- If appropriate, you may recommend a follow-up strategy that may further improve the efficiency of the solution after it is implemented.
References and Appendices
These are pretty straightforward.
- Reference list contains all the information sources you’ve used to prepare the case study and referred to.
- Appendices encompass all the information that is relevant to your case study but couldn’t have been included before without interrupting the flow of your reasoning and disrupting the structure of the study.
Make sure to consult your professor as to the citation style you are supposed to use.
Editing, Proofreading, Alteration
No matter how good your plan is, you will find yourself in need of changing some parts of the case study. Already during writing it you will sometimes notice that the study develops in an unexpected way. If it happens, don’t worry and don’t try to keep to the original plan at whatever the cost — if your research grows organically in a different direction, perhaps it is for the best. Just make sure to make alterations, additions and deletions as necessary.
As for editing and proofreading, the rules and methods are more or less the same as with any other paper:
- Unless you are pressed for time, leave your case study alone for a day or two before starting with the final edit. It will allow you to see your work with a fresh eye;
- As you reread and edit your text, keep an eye open for grammar, punctuation and spelling mistakes. They, however, shouldn’t be your primary concern;
- Reread your original task and guidelines — it will refresh them in your mind and make it immediately obvious if you steered away from what you were supposed to be doing;
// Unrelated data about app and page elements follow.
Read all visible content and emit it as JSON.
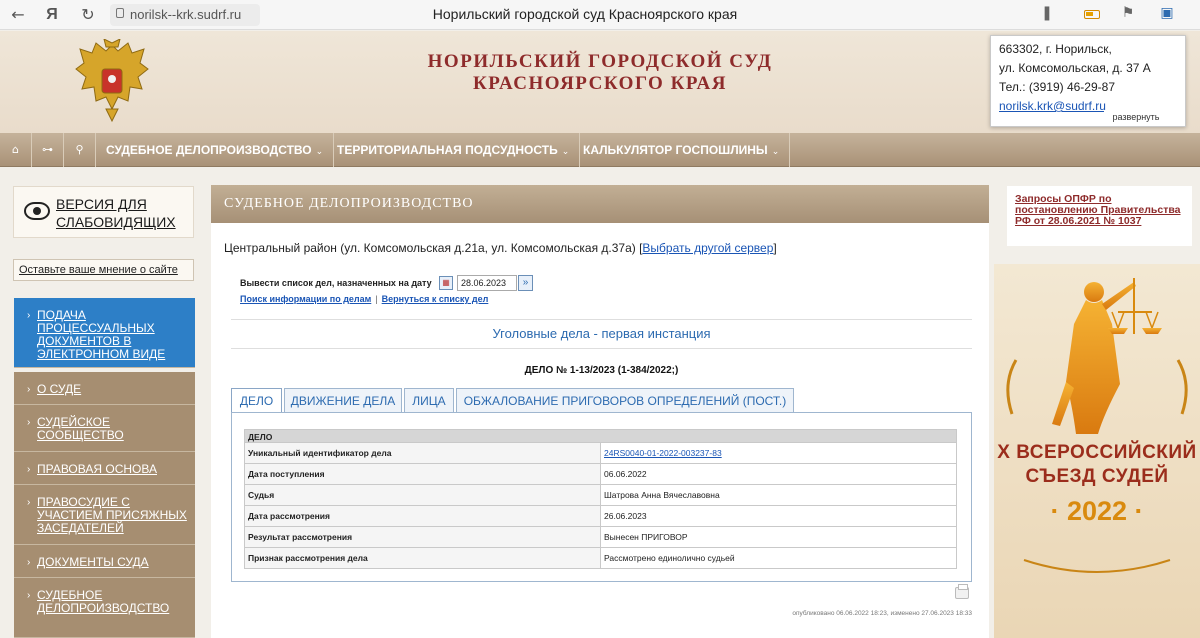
{
  "browser": {
    "url": "norilsk--krk.sudrf.ru",
    "tab_title": "Норильский городской суд Красноярского края"
  },
  "header": {
    "title_line1": "НОРИЛЬСКИЙ ГОРОДСКОЙ СУД",
    "title_line2": "КРАСНОЯРСКОГО КРАЯ",
    "contact": {
      "address1": "663302, г. Норильск,",
      "address2": "ул. Комсомольская, д. 37 А",
      "phone": "Тел.: (3919) 46-29-87",
      "email": "norilsk.krk@sudrf.ru",
      "expand_label": "развернуть"
    }
  },
  "topmenu": {
    "items": [
      "СУДЕБНОЕ ДЕЛОПРОИЗВОДСТВО",
      "ТЕРРИТОРИАЛЬНАЯ ПОДСУДНОСТЬ",
      "КАЛЬКУЛЯТОР ГОСПОШЛИНЫ"
    ],
    "chevron": "⌄"
  },
  "left": {
    "visually_impaired_line1": "ВЕРСИЯ ДЛЯ",
    "visually_impaired_line2": "СЛАБОВИДЯЩИХ",
    "feedback": "Оставьте ваше мнение о сайте",
    "nav": [
      {
        "lines": [
          "ПОДАЧА",
          "ПРОЦЕССУАЛЬНЫХ",
          "ДОКУМЕНТОВ В",
          "ЭЛЕКТРОННОМ ВИДЕ"
        ],
        "active": true
      },
      {
        "lines": [
          "О СУДЕ"
        ],
        "active": false
      },
      {
        "lines": [
          "СУДЕЙСКОЕ",
          "СООБЩЕСТВО"
        ],
        "active": false
      },
      {
        "lines": [
          "ПРАВОВАЯ ОСНОВА"
        ],
        "active": false
      },
      {
        "lines": [
          "ПРАВОСУДИЕ С",
          "УЧАСТИЕМ ПРИСЯЖНЫХ",
          "ЗАСЕДАТЕЛЕЙ"
        ],
        "active": false
      },
      {
        "lines": [
          "ДОКУМЕНТЫ СУДА"
        ],
        "active": false
      },
      {
        "lines": [
          "СУДЕБНОЕ",
          "ДЕЛОПРОИЗВОДСТВО"
        ],
        "active": false
      }
    ]
  },
  "main": {
    "heading": "СУДЕБНОЕ ДЕЛОПРОИЗВОДСТВО",
    "server_text": "Центральный район (ул. Комсомольская д.21а, ул. Комсомольская д.37а) [",
    "server_link": "Выбрать другой сервер",
    "server_text_end": "]",
    "date_label": "Вывести список дел, назначенных на дату",
    "date_value": "28.06.2023",
    "search_link": "Поиск информации по делам",
    "back_link": "Вернуться к списку дел",
    "section_title": "Уголовные дела - первая инстанция",
    "case_title": "ДЕЛО № 1-13/2023 (1-384/2022;)",
    "tabs": [
      "ДЕЛО",
      "ДВИЖЕНИЕ ДЕЛА",
      "ЛИЦА",
      "ОБЖАЛОВАНИЕ ПРИГОВОРОВ ОПРЕДЕЛЕНИЙ (ПОСТ.)"
    ],
    "table_header": "ДЕЛО",
    "rows": [
      {
        "label": "Уникальный идентификатор дела",
        "value": "24RS0040-01-2022-003237-83",
        "link": true
      },
      {
        "label": "Дата поступления",
        "value": "06.06.2022",
        "link": false
      },
      {
        "label": "Судья",
        "value": "Шатрова Анна Вячеславовна",
        "link": false
      },
      {
        "label": "Дата рассмотрения",
        "value": "26.06.2023",
        "link": false
      },
      {
        "label": "Результат рассмотрения",
        "value": "Вынесен ПРИГОВОР",
        "link": false
      },
      {
        "label": "Признак рассмотрения дела",
        "value": "Рассмотрено единолично судьей",
        "link": false
      }
    ],
    "published": "опубликовано 06.06.2022 18:23, изменено 27.06.2023 18:33"
  },
  "right": {
    "link_text": "Запросы ОПФР по постановлению Правительства РФ от 28.06.2021 № 1037",
    "banner_line1": "X ВСЕРОССИЙСКИЙ",
    "banner_line2": "СЪЕЗД СУДЕЙ",
    "banner_year": "· 2022 ·"
  },
  "colors": {
    "brand_red": "#8e2b2b",
    "menu_tan": "#a68e71",
    "active_blue": "#2d7fc7",
    "link_blue": "#1a55b5"
  }
}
- Reread the case study in its entirety and try to define if it is logically coherent, if sections flow naturally one into another, if you’ve managed to successfully prove your point of view;
- Study sections separately and decide if any changes have to be made in their structure or contents;
- Introduce the necessary changes. Pay special attention to transition sections — they are most often in need of improving due to the lack of coherence;
- Other important parts to pay attention to: graphs, figures, schemes, tables and formatting;
- Ask someone else to read the entire text, preferably someone you may trust to not simply skim through it. After working on it for a long time, reading, rereading and recompiling the info for dozens of times you may have lost the ability to perceive it objectively. An outside observer can draw your attention to the lack of logical connection between items you are too used to, or point out a blatant mistake that evaded your notice.
Preparing a case study is a long and arduous task, requiring considerable knowledge of the subject and the ability to plan ahead. We hope that this guide has got the latter covered — and it’s up to you to deal with the former.
Originally published at ThePensters.com on February 10, 2016.